AIM OF THE EXERCISE: Lines from the records below that contain the word "icon" are to be copied out.

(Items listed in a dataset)
════

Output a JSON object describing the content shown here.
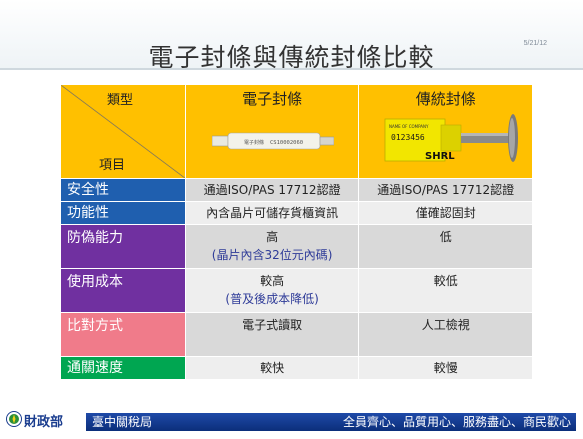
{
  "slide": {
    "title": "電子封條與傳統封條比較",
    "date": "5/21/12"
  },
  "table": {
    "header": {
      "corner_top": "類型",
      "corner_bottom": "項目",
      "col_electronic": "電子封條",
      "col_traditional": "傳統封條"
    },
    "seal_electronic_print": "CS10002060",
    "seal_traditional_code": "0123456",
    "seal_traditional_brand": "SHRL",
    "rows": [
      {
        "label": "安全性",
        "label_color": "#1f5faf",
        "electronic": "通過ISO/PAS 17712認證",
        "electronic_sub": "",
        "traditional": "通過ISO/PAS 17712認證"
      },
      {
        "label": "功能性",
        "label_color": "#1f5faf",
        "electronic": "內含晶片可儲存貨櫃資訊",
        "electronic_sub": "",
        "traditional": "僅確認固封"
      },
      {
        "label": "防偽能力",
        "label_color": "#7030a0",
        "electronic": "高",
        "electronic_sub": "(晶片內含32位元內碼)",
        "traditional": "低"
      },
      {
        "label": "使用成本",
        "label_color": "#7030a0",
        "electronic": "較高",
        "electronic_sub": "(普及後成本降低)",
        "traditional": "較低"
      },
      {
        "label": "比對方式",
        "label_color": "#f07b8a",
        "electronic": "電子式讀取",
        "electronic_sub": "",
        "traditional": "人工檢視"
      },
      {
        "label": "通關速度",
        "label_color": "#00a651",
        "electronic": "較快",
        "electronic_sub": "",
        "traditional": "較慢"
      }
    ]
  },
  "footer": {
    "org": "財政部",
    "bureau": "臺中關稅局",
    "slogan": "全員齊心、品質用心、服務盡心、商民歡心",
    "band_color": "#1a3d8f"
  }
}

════

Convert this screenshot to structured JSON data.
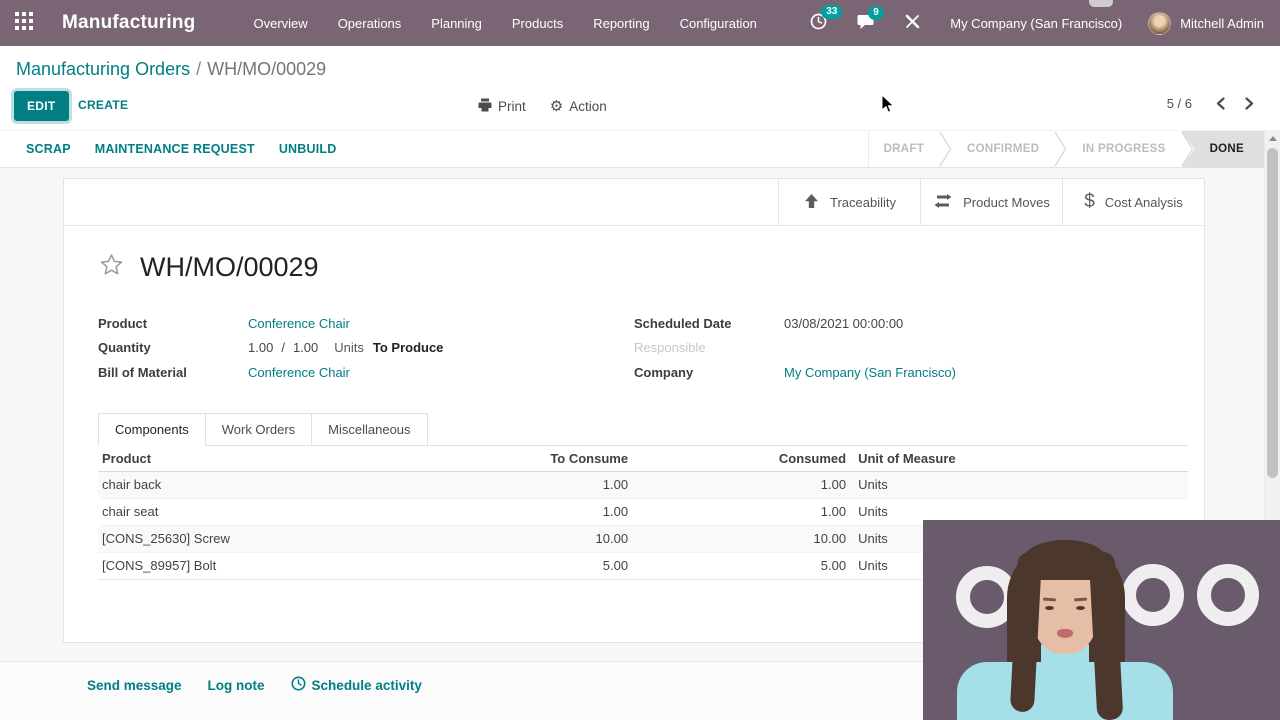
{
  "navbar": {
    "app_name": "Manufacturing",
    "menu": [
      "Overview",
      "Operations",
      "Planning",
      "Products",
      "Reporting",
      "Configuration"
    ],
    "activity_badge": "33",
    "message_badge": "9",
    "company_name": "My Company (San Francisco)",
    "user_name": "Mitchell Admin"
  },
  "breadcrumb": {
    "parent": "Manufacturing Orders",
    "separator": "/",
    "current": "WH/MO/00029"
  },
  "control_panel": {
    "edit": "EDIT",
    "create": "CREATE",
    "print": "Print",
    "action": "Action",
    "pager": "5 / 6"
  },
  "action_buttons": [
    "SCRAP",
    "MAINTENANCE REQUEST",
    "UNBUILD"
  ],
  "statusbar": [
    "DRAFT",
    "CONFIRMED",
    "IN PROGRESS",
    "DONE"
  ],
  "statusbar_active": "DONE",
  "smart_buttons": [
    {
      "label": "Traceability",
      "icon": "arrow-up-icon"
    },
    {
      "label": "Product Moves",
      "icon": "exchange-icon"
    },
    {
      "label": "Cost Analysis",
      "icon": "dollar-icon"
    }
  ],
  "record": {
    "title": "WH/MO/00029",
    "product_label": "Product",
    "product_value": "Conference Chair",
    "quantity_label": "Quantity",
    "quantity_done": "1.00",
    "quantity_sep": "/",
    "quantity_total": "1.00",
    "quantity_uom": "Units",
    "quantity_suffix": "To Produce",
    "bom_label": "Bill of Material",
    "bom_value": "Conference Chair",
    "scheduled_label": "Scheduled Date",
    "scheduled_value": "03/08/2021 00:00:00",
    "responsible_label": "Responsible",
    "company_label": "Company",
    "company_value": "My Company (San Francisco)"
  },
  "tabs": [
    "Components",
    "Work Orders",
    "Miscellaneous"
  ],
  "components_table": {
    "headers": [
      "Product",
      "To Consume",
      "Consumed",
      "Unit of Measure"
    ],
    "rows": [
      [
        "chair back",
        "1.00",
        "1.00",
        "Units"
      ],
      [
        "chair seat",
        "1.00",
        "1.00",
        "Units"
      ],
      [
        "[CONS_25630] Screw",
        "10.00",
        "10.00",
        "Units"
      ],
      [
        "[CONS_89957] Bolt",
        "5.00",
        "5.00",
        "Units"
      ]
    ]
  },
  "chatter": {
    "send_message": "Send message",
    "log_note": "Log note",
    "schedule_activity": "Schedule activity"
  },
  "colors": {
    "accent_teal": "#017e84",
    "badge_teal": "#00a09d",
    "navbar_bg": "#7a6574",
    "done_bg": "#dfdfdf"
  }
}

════

SOLUTION TO THE PROBLEM:
      "icon": "arrow-up-icon"
      "icon": "exchange-icon"
      "icon": "dollar-icon"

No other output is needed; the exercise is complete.